Southeastern cultures and customs

At the celebration, Bruton-Bluemel gave demonstrations of how Southeastern tribes hunted. For example, Chickasaw people once used three-foot bows and feathered arrows to hunt large game and blowguns to hunt smaller animals.

Many southeastern tribesmen also played stickball, an earlier and more violent version of lacrosse where men would play to the death.

In courtship, a Chickasaw man would play a flute for a woman he desired as a potential partner. If the woman’s father approved of the man, the two would join as partners.

Bruton-Bluemel said it’s important for non-native peoples to realize that there were hundreds of tribes and cultures before the land known as the Americas were colonized.

“Most people tend to assume that there’s only two types of Indians: There’s the plains people with the big war bonnets and then there’s Navajos, so I think it’s important to remember that there are hundreds of different cultures,” she said.

She also said that a major problem facing native cultures is the loss of language. Currently, there are very few speakers of the Muskogeean language, which is shared in varied dialect by both the Chickasaw and the Choctaw.

Bruton-Bluemel said she sometimes gets mistaken for a non-native because she doesn’t wear native clothing when she goes to places like Walmart, a traditional marketplace where many natives go.

“There’s so many people that I’ll see that will say ‘You’re not Indian, you’re not dressed like one!’ Well, in every day life I wear blue jeans and a T-shirt,” she said, “Most Indians I know, they don’t wear their regalia to go to Walmart.”

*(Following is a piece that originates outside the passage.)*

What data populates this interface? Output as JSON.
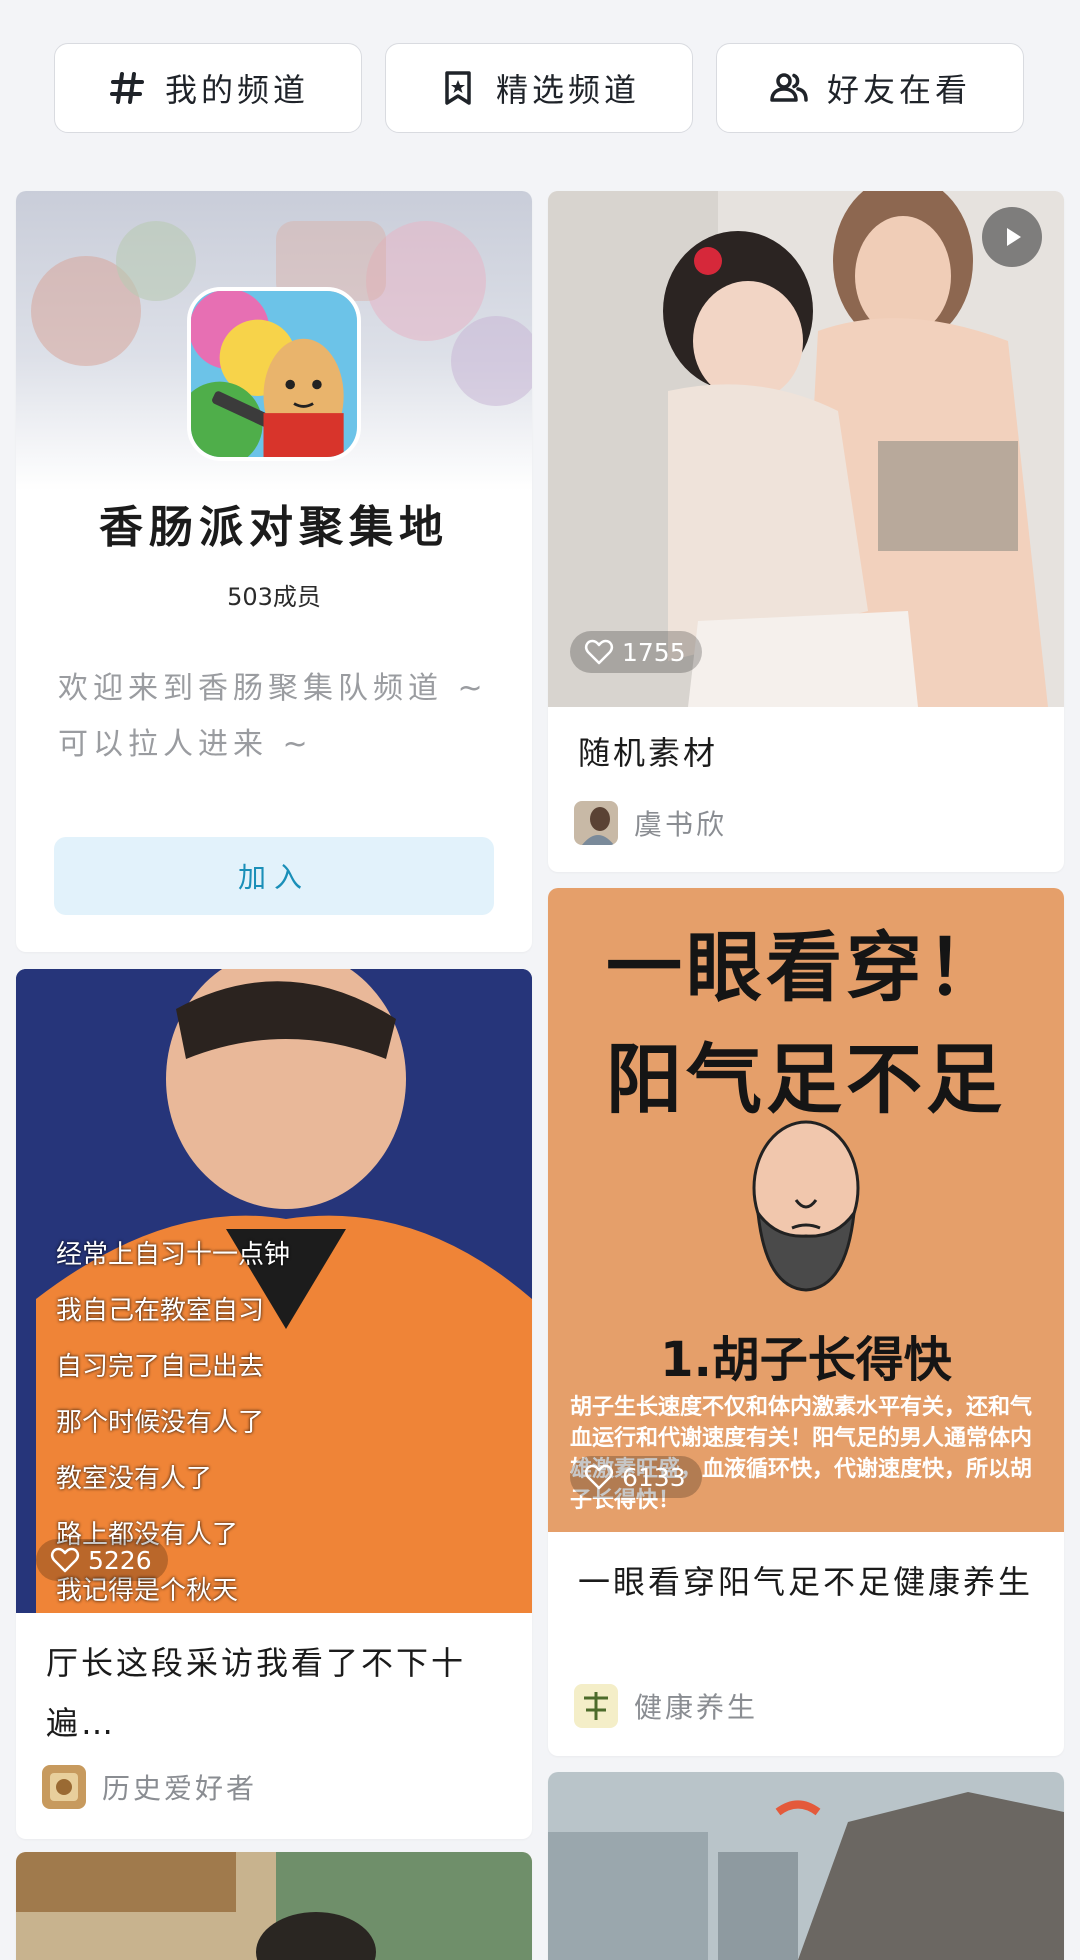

Life as a Native American Today

Political science sophomore Marisa Lucky is part of the Cheyenne-Arapaho tribe and is one-fourth Choctaw. She said she feels that a month isn’t sufficient to acknowledge the full history of native peoples — especially because it falls during the same month as Thanksgiving.

“I’m not really a supporter of Thanksgiving,” she said. “I think there’s a lot of misconceptions. ‘That’s all we get?’ is how I feel.”

Living in Texas, where according to the 2010 U.S. Census only 1 percent of the population identifies as American Indian or Alaskan Native, Lucky said its hard to find other native people on campus. Currently, there are about 2.9 million people identified as Native American or Native Alaskan in the country according to the census.

Many people don’t acknowledge the harsh mistreatment and colonization of native people in the Americas, Lucky said. In a continent where there were many millions of native people and hundreds of tribes, she said its hard to connect with her culture that seems have disappeared now.

Along with that, she said the hardships native people face today are magnified compared to those of non-native peoples.

“History of alcoholism, history of diabetes — those are all very serious on reservations and in native communities,” she said.

Suicide is also the second leading cause of death among native peoples aged 15 to 34 according to the Centers for Disease Control and Prevention.

Lucky said that when her culture is brought up in an everyday setting, some people still associate indigenous people with savages.

“I think it’s funny how we have Halloween right before Native American awareness month. You have people dressing as Pocahontas and Sacagawea or Cowboys and Indians kind of stuff. I don’t know if they understand the ramifications of that.”